- Hold your breath for a while, then reverse the movement in order to return to the starting position.
- Repeat for the desired number of reps.
WHAT MUSCLES ARE WORKED IN KNEELING SHOULDER PRESS
The shoulder muscles also known as the deltoids, are the primary target and drivers of this movement.
Triceps are another muscle group worked using this movement. They are often forgotten in favor of the biceps, which are located at the front of the upper arm. Triceps are located at the back of the upper arm and on the opposite side of the biceps. Strengthening and we defining the triceps using this exercise, will make the arm look bigger and sleeker.
Engaging the core is important to maintain stability.
HIPS, BACK AND UPPER LEGS
The hips, back, upper legs and torso are also secondary muscles that are worked in order to stabilize the body in a-kneeling position.
KNEELING SHOULDER PRESS BENEFIT
BUILD CORE STRENGTH
The movement is a type of an overhead press, which is a foundation upper body strength movement. This free weight movement requires pressing a dumbbell weight overhead, placing an increased demand on the core muscles in order to stabilize the load. Proper alignment and core muscle engagement affords this stability.
TRAIN SEVERAL MUSCLES
The exercise trains multiple upper and lower body muscles. The chest and triceps are the upper body muscles engaged alongside the shoulders. Further, since the movement is done in a kneeling position, the lower leg does not provide any stability. Thus, more emphasis is placed on the upper leg and hips as stabilizers.
The movement also helps to strengthen and build the size of the deltoids and triceps. Toned arms. While strength training the shoulder muscles has more benefits than the aesthetics of toned arms, it’s a nice add!
PREVENT SHOULDER INJURIES
The shoulder is the most movable joint in the body. However, because of this range of motion, it is also an unstable joint. This instability increases joint injury risk which often leads to a degenerative process where tissues break down and no longer function. Therefore, strengthening the muscles surrounding the shoulder joint provides more stability, and can reduce potential injury.
KNEELING SHOULDER PRESS ALTERNATIVES
SINGLE ARM HALF KNEELING DUMBBELL SHOULDER PRESS
Doing the single-arm half kneeling dumbbell shoulder press helps you target upper-body muscle imbalances. Performing the exercise in front of the mirror, helps you identify which arm is stronger and you’ll be able to feel which side is weaker.
CABLE SHOULDER PRESS
The cable shoulder press is quite similar beneficially as the kneeling shoulder press. First you need to select the proper weight and then move the cables to the bottom of the tower. Grab the cables and hold them at shoulder height with your palms facing forward. Ensure to keep your head and chest up. Now extend through the elbow to press one side directly above your head. Pause at the top of the motion, then return to the initial position and repeat the movement on the opposite side.

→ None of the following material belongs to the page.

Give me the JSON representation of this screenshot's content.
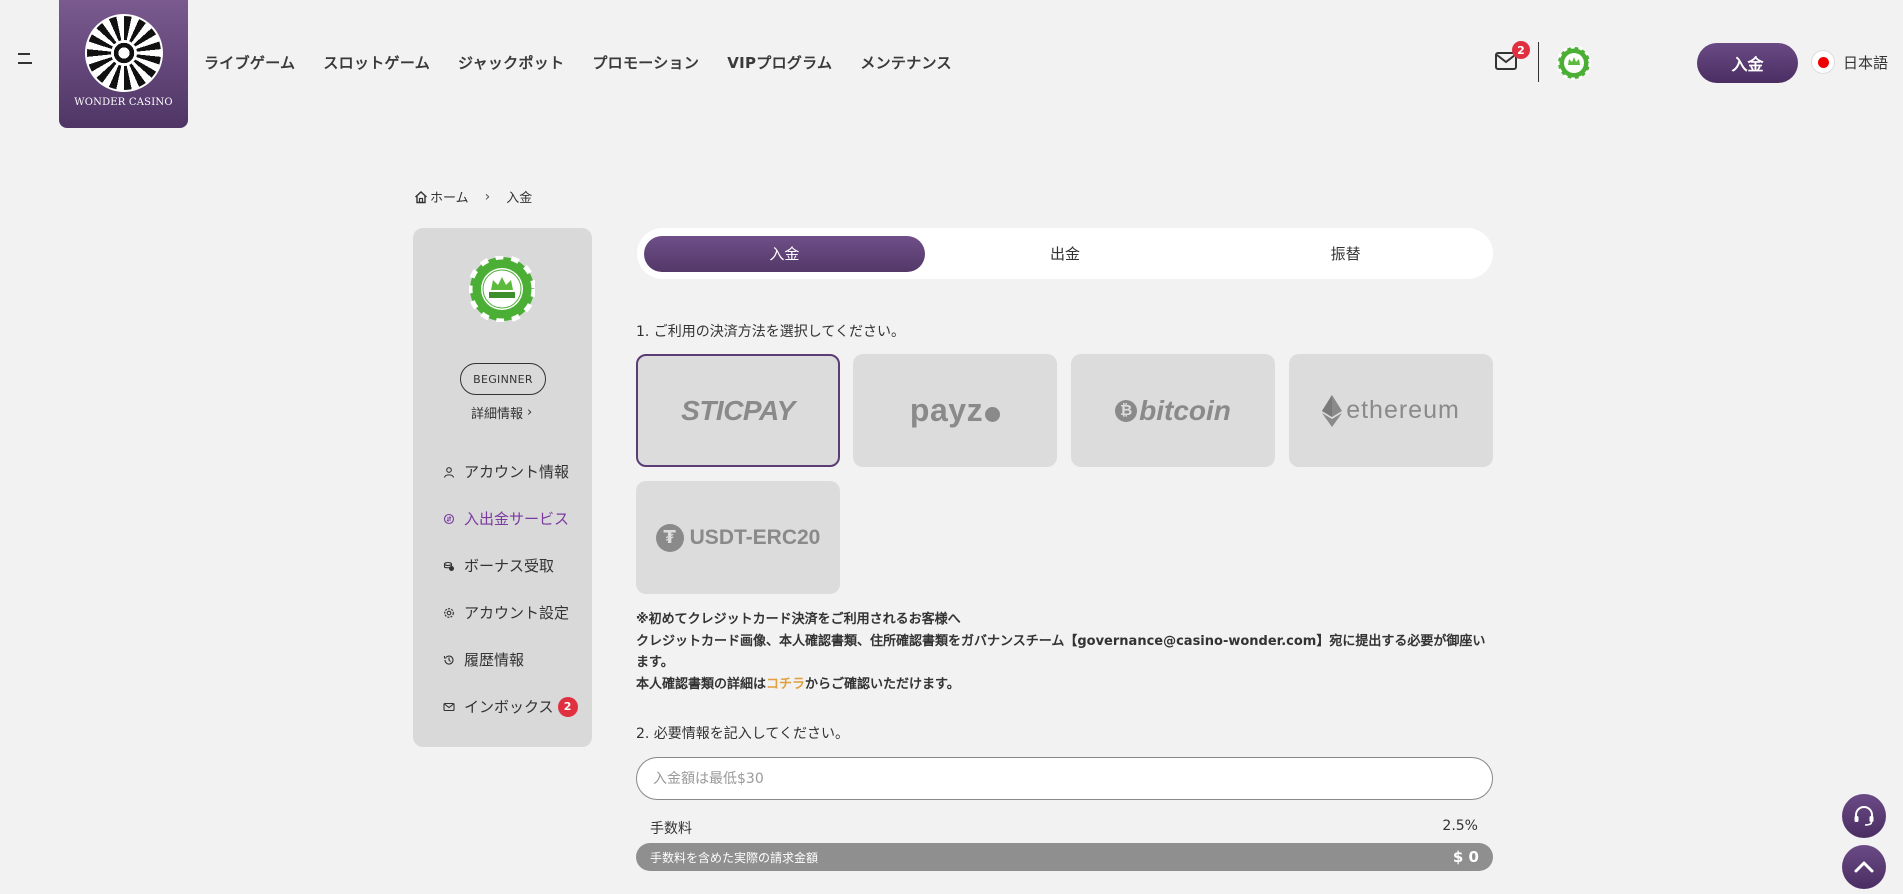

SEATED DUMBBELL SHOULDER PRESS
The seated dumbbell shoulder press is a popular exercise for building and strengthening the shoulder muscles. This lift also works the triceps. As discussed earlier, while doing the shoulder press many lifters prefer using dumbbells to barbells as they are more comfortable and shoulder-friendly. When doing an upper body routine or shoulder day, this could be your primary pressing movement or an effective accessory movement later in the workout.
KNEELING SHOULDER PRESS MISTAKES TO AVOID
If you do not use proper execution and progression of the movement, you risk injuries of the lower back, the arms and the shoulders. Always use the correct form or ask an experts advise while attempting the exercise.
If you are a beginner, do not start with heavy dumbbell weights. You should always start with light resistance and focus on practicing good form first.
Do not get tempted to lose tightness around your core and lean into it or sag through your back Keep good alignment throughout the movement to maximize on the benefits.
The movement is quite simple and beneficial to build upper body strength. All you need to do is begin with a lighter weight and focus on maintaining the correct form and control.